How to stay hydrated this Summer
Updated: Aug 24, 2020
Keeping hydrated is important all year round, but particularly so in the Summer. Being dehydrated can cause fatigue, reduce blood volume and circulation, impair your ability to lose heat, and digestive issues. Common signs of dehydration include: increased thirst, dry mouth, fatigue, headache, dry skin, dizziness and muscle aches and pains. Here are some tips to help you keep hydrated: Drink plenty of water As a general rule it is advisable to drink half of your body weight (in pounds), in fluid ounces. For example if you weigh two hundred pounds, you should drink one hundred ounces of water per day. More will be needed if you sweat and conduct in physical exercise. Urine should be a light straw colour. REMEMBER caffeinated beverages do not count in your daily fluid intake, since caffeine is dehydrating. If you do choose to drink caffeinated drinks try Green Tea as it has less caffeine in and many health benefits.

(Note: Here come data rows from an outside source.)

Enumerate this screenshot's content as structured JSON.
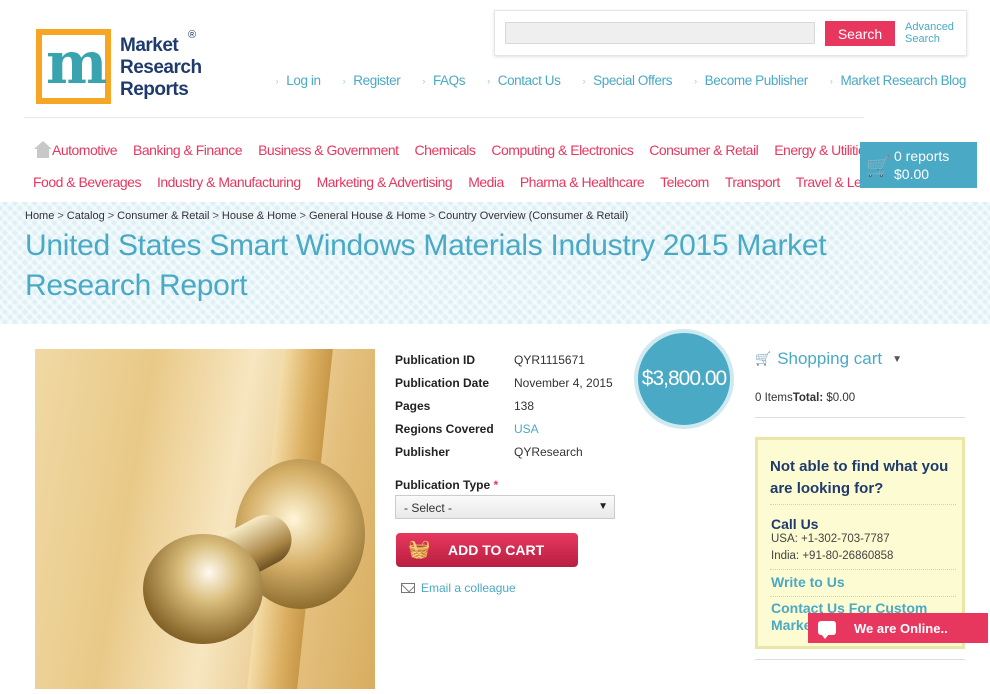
{
  "logo": {
    "line1": "Market",
    "line2": "Research",
    "line3": "Reports",
    "reg": "®",
    "mark": "m"
  },
  "search": {
    "placeholder": "",
    "button": "Search",
    "advanced_line1": "Advanced",
    "advanced_line2": "Search"
  },
  "top_links": [
    "Log in",
    "Register",
    "FAQs",
    "Contact Us",
    "Special Offers",
    "Become Publisher",
    "Market Research Blog"
  ],
  "categories_row1": [
    "Automotive",
    "Banking & Finance",
    "Business & Government",
    "Chemicals",
    "Computing & Electronics",
    "Consumer & Retail",
    "Energy & Utilities"
  ],
  "categories_row2": [
    "Food & Beverages",
    "Industry & Manufacturing",
    "Marketing & Advertising",
    "Media",
    "Pharma & Healthcare",
    "Telecom",
    "Transport",
    "Travel & Leisure"
  ],
  "cart_summary": {
    "reports": "0 reports",
    "total": "$0.00"
  },
  "breadcrumb": [
    "Home",
    "Catalog",
    "Consumer & Retail",
    "House & Home",
    "General House & Home",
    "Country Overview (Consumer & Retail)"
  ],
  "title": "United States Smart Windows Materials Industry 2015 Market Research Report",
  "details": [
    {
      "label": "Publication ID",
      "value": "QYR1115671"
    },
    {
      "label": "Publication Date",
      "value": "November 4, 2015"
    },
    {
      "label": "Pages",
      "value": "138"
    },
    {
      "label": "Regions Covered",
      "value": "USA"
    },
    {
      "label": "Publisher",
      "value": "QYResearch"
    }
  ],
  "price": "$3,800.00",
  "publication_type": {
    "label": "Publication Type",
    "required": "*",
    "selected": "- Select -"
  },
  "add_to_cart": "ADD TO CART",
  "email_colleague": "Email a colleague",
  "shopping_cart": {
    "title": "Shopping cart",
    "items": "0 Items",
    "total_label": "Total:",
    "total": "$0.00"
  },
  "help_box": {
    "question": "Not able to find what you are looking for?",
    "call_us": "Call Us",
    "usa": "USA: +1-302-703-7787",
    "india": "India: +91-80-26860858",
    "write_us": "Write to Us",
    "contact_custom": "Contact Us For Custom Market"
  },
  "chat": "We are Online.."
}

Don’t forget about electrolytes
Electrolytes are minerals that carry an electrical charge. They are vital for not only our health but our survival. They initiate cell functions across the body, hydrate us, produce energy and stimulate muscle contractions. To ensure you are consuming enough electrolytes try the following:
A nutritious diet (Coconut water, Turkey, Watermelon, Tomatoes, Bananas, Yogurt, Raisins, Spinach and Oranges are particularly rich in electrolytes).
Drink plenty of water – but not too much as this will flush electrolytes out the system.
Don’t overuse diuretics.
Don’t eat too much salt as it can deplete you in other electrolytes.
Don’t exercise during the hottest parts of the day.
If exercising intensely make sure you make a special effort to hydrate and restore electrolyte balance.
Talk to doctor if you take any medication as many deplete our electrolytes.
Make your water more palatable
If you don’t like the taste of water, try adding a drop of lemon and/or lime juice, or make infusions by adding fruit or vegetables to your favourite water bottle to allow the flavours to infuse. For example, try ginger, cucumber, berries or mint. Herbal teas are also ideal for counting towards your water intake (you can even add ice to make a cool drink out of your favourite fruit tea).
Filter your water
It's great to consume lots of water for your health but quality is also key. Harmful contaminants may be found in tap water – including pesticides, heavy metals and plastics. Try a carbon-block water filter which remove most of the contaminants but allow important minerals to remain. Written by Nutritional Therapist Emma Bulbeck. If you would like more information on the services offered by Emma, visit www.emmabulbecknutrition.com or follow Emma on Instagram at @emmabulbecknutrition